Such is the substance of the first paragraph. The second is interesting as showing how his principle controlled Kwang-dze on the death of his wife. Paragraph 3 shows us two professors of Tâoism delivered by it from the fear of their own death. Paragraph 4 brings our author before us talking to a skull, and then the skull's appearance to him in a dream and telling him of the happiness of the state after death. Paragraph 5 is occupied with Confucius and his favourite disciple Yen Hui. It stands by itself, unconnected with the rest of the Book, and its
genuineness is denied by some Commentators. The last paragraph, found in an enlarged form in the Books ascribed to Lieh-dze, has as little to do as the fifth with the general theme of the Book, and is a strange anticipation in China of the transrotation or transformation system of Buddhism.
Indeed, after reading this.

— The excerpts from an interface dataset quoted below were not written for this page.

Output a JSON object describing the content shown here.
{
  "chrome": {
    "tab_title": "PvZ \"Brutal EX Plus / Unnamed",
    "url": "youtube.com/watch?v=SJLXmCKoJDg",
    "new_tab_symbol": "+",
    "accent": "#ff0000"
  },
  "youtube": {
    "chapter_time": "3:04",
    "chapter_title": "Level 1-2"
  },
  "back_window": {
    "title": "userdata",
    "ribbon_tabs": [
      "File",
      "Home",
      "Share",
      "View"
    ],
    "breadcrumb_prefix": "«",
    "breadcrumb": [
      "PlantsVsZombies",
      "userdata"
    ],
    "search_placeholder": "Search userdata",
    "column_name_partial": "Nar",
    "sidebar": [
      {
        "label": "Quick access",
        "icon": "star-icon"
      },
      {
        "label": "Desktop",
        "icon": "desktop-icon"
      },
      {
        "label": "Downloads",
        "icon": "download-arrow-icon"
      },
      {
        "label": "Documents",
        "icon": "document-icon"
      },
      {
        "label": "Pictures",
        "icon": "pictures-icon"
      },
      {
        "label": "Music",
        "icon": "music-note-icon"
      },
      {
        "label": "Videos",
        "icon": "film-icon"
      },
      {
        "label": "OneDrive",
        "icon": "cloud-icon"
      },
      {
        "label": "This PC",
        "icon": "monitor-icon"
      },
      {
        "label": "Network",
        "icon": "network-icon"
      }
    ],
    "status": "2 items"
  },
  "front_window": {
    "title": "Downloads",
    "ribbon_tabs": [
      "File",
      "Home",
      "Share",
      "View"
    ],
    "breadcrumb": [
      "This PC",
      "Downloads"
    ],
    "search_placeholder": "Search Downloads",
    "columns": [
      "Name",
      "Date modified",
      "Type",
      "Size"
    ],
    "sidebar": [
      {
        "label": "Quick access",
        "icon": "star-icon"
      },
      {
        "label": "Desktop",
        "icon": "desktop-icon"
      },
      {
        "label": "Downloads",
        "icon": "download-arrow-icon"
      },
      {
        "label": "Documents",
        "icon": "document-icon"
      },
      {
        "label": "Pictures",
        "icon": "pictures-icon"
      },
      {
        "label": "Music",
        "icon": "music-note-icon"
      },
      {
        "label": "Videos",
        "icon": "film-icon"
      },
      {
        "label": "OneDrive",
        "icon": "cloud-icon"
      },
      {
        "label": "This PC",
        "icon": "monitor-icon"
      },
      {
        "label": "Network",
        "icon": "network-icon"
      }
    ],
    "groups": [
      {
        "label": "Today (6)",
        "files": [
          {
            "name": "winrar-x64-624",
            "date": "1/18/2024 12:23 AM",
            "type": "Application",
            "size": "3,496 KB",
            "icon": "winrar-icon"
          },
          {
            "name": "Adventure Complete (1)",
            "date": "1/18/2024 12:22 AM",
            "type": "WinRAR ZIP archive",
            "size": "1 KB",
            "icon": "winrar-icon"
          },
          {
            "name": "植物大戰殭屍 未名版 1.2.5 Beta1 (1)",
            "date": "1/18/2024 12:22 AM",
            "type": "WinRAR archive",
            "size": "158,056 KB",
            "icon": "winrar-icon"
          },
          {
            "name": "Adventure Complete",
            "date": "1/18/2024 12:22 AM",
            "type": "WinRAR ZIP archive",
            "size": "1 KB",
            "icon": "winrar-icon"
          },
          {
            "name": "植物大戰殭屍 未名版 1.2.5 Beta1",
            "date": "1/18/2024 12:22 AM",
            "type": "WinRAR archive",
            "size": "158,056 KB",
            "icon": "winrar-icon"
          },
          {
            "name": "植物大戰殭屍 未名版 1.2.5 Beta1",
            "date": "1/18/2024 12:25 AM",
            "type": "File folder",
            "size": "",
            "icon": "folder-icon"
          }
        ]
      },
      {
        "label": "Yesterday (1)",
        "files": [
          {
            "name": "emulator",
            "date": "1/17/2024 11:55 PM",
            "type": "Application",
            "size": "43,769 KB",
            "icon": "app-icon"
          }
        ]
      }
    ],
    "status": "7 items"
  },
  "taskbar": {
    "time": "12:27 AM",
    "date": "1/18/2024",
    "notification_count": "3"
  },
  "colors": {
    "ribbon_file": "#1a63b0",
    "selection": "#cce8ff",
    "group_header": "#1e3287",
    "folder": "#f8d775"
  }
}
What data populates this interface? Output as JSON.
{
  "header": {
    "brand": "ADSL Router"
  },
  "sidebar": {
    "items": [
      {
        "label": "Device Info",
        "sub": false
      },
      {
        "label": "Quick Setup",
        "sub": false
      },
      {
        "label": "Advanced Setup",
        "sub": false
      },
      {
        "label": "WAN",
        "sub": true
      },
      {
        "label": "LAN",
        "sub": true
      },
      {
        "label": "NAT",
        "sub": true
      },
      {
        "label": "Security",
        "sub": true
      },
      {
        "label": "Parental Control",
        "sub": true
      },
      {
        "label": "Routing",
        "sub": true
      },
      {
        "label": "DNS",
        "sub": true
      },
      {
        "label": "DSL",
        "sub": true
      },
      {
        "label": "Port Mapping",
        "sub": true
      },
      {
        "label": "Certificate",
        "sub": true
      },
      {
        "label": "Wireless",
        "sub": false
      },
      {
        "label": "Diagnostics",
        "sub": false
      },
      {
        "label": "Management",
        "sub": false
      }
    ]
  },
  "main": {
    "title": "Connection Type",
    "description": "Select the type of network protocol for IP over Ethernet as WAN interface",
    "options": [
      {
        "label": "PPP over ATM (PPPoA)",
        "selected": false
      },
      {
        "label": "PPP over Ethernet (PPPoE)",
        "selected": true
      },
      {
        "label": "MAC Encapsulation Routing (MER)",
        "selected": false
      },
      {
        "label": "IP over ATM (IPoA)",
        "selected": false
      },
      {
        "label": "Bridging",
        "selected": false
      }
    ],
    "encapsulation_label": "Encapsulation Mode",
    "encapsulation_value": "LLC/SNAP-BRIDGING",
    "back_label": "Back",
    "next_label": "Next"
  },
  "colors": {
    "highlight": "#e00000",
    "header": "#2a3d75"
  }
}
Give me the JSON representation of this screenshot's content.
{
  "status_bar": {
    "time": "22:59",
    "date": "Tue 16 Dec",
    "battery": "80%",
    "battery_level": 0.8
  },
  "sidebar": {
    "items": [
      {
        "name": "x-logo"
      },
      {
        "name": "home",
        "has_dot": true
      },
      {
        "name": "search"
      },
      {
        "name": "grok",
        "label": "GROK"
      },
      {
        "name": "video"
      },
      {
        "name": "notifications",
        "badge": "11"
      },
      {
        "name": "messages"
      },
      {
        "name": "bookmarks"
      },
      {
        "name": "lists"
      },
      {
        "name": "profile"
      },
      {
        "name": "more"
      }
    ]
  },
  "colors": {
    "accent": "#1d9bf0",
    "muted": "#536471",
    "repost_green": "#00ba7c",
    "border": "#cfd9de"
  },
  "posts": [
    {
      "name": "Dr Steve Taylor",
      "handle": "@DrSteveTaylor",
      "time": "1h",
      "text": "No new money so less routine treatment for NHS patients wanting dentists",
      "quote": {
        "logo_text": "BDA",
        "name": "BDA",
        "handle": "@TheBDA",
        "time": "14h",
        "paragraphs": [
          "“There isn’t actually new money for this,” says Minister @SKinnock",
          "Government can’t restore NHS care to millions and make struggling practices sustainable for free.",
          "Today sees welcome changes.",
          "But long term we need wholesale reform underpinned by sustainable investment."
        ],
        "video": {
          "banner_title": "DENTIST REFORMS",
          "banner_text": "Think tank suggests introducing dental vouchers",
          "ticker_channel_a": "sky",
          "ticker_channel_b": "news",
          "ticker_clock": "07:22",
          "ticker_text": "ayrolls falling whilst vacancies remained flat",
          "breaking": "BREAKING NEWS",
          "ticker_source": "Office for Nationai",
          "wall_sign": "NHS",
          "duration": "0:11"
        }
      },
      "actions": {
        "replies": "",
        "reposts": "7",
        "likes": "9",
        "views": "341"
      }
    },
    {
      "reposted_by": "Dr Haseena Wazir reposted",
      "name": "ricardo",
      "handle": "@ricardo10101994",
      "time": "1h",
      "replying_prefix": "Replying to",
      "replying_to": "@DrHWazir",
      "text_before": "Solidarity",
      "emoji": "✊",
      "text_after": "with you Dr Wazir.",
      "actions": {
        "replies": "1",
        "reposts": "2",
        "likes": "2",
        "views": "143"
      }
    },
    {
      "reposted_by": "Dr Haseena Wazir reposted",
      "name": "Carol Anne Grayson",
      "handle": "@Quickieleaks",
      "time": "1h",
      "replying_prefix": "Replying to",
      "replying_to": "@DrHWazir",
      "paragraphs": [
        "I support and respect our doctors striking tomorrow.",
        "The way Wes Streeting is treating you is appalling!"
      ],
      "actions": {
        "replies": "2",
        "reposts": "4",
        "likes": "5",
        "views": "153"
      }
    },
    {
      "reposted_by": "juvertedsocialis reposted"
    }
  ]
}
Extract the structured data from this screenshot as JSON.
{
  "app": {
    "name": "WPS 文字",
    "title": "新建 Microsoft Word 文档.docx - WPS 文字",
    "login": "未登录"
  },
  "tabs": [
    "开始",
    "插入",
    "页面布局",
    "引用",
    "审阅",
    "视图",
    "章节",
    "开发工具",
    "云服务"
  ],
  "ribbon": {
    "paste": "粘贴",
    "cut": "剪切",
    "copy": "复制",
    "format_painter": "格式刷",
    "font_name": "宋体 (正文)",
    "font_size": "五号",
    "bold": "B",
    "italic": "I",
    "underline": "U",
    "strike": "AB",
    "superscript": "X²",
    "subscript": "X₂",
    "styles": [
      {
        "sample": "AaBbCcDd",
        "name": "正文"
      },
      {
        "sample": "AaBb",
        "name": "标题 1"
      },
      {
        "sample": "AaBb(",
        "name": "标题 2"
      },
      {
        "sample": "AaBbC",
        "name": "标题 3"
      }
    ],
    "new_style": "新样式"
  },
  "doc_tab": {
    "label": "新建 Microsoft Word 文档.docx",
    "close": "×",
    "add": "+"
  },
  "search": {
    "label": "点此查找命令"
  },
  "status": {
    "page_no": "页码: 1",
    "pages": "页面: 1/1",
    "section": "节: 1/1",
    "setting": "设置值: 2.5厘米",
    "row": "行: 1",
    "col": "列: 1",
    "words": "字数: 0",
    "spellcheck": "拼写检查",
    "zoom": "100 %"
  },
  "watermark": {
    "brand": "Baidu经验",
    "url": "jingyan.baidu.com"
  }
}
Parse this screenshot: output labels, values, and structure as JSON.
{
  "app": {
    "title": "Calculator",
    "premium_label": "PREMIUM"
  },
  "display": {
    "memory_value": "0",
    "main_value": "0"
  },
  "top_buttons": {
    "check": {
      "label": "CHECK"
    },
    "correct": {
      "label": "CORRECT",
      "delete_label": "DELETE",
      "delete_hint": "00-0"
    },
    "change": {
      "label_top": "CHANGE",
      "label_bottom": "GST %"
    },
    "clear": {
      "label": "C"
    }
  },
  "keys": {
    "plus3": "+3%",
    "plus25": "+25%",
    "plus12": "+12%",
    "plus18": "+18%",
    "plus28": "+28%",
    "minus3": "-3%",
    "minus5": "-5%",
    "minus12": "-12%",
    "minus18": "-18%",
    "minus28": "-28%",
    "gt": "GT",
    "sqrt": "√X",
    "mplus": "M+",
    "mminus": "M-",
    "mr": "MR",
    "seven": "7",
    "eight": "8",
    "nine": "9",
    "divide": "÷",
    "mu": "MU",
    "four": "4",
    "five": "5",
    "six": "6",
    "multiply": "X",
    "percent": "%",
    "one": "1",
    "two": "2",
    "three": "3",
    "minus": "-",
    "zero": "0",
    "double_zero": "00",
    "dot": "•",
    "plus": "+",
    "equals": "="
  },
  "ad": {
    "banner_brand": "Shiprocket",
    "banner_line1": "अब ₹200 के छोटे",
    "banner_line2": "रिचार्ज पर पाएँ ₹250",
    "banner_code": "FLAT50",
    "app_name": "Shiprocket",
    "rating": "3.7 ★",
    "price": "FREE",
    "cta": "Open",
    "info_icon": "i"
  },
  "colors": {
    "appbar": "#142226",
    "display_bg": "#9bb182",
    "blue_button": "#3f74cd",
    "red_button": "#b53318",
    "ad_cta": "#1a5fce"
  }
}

Book, we cease to wonder that Tâoism and Buddhism should in many practices come so near each other.